Started by jimhp29401us, 01/05/2004 01:54PM
Posted 01/05/2004 01:54PM Opening Post
Hello everyone. When I am imaging with my Toucam Pro I play with the gain to get the best image on the screen before I start actually recording the AVI. Can anyone explain "gain"? Should I try tor higher gain with lower brightness or the reverse? Thanks for any help.

Jim Phillips
Posted 01/05/2004 03:03PM #1
Hi Jim -

I'm sure someone can give a better technical explanation, but from my understanding - gain is electronic amplification of the levels in the image without adding signal - so with gain comes pain - noise.

In perfect seeing, the best image would come with the lowest gain setting that produces a sufficiently bright image. In the real world it's more complicated. In average seeing, using a higher shutter setting will freeze details that can't be captured otherwise - but to move to a faster shutter will require gain to be increased. I find that I still fiddle with these settings every night I go out - almost as much as I fiddle with the focus! But the proper marriage should be a function of the object brightness, aperture and seeing.

Just my .02!

Alan

Alan Friedman

http://www.avertedimagination.com
Posted 01/05/2004 07:01PM #2
Jim,

You could think of it as the electronic equivalent of ISO. It’s the amplification factor between the CCD and the Analog to Digital converter inside the camera. The amount of signal that’s captured doesn’t change. When you turn up the gain you’re amplifying that signal more before it’s converted to a digital signal. You’re also spreading out the signal and creating a larger Quantification noise which is the individual steps between each signal level.
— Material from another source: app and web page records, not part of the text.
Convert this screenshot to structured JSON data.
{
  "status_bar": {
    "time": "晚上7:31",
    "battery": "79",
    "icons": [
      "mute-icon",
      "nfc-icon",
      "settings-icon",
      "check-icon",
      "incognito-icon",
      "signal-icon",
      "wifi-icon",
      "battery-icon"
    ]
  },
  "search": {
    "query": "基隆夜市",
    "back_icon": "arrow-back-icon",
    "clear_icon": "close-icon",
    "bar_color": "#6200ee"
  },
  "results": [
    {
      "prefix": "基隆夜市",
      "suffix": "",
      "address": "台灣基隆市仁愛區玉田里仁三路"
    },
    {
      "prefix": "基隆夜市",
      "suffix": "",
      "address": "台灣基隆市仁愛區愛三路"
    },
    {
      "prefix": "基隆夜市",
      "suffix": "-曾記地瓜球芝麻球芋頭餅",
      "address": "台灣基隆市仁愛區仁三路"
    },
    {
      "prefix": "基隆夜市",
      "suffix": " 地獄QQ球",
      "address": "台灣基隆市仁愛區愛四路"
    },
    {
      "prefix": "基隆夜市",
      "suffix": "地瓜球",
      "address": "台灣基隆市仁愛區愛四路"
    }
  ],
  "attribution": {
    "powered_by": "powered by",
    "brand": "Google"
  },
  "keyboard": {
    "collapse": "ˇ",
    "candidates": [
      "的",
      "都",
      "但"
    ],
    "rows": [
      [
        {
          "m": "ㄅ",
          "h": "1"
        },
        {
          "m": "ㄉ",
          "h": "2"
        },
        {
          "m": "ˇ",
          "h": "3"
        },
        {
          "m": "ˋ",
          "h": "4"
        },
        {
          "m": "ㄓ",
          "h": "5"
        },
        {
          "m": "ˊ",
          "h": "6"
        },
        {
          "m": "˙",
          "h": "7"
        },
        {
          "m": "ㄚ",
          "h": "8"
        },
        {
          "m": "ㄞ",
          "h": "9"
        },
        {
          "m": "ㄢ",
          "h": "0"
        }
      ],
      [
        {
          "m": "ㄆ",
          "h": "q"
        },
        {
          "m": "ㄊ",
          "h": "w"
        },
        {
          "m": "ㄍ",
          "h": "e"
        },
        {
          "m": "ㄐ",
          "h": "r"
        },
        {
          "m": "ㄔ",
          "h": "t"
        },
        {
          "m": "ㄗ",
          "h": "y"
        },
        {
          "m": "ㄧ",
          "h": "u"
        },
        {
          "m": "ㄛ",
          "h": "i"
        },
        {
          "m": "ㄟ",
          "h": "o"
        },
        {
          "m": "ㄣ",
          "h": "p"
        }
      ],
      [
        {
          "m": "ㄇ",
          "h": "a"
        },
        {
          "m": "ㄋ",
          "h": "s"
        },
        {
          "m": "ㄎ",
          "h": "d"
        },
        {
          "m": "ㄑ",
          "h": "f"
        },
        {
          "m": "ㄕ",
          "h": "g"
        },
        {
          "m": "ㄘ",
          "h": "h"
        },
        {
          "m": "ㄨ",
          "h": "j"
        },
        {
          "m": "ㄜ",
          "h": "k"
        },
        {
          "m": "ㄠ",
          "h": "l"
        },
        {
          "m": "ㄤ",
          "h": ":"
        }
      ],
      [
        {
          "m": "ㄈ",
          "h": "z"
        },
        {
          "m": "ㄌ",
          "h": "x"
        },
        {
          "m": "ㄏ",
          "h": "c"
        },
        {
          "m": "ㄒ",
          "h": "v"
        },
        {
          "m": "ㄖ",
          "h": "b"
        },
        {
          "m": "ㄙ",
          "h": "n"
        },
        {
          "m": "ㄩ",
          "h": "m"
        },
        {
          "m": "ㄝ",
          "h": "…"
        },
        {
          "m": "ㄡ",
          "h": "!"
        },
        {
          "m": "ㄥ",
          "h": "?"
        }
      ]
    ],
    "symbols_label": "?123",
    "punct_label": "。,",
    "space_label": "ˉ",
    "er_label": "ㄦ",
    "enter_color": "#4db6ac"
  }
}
Let’s say that you’ve got a CCD with a full well capacity of 10mV and your digital to analog converter accepts a signal between 0 and 10V. You capture enough photons to generate a 2mV signal. You amplify it by 1000 which converts it to 2V which is then feed to the A/D converter. If you turn up the gain to 1500 then the signal that the A/D converter sees is 3V. You get a larger signal out but you haven’t really captured any more data. You’ve just spread it out more and that makes the steps between discreet levels courser.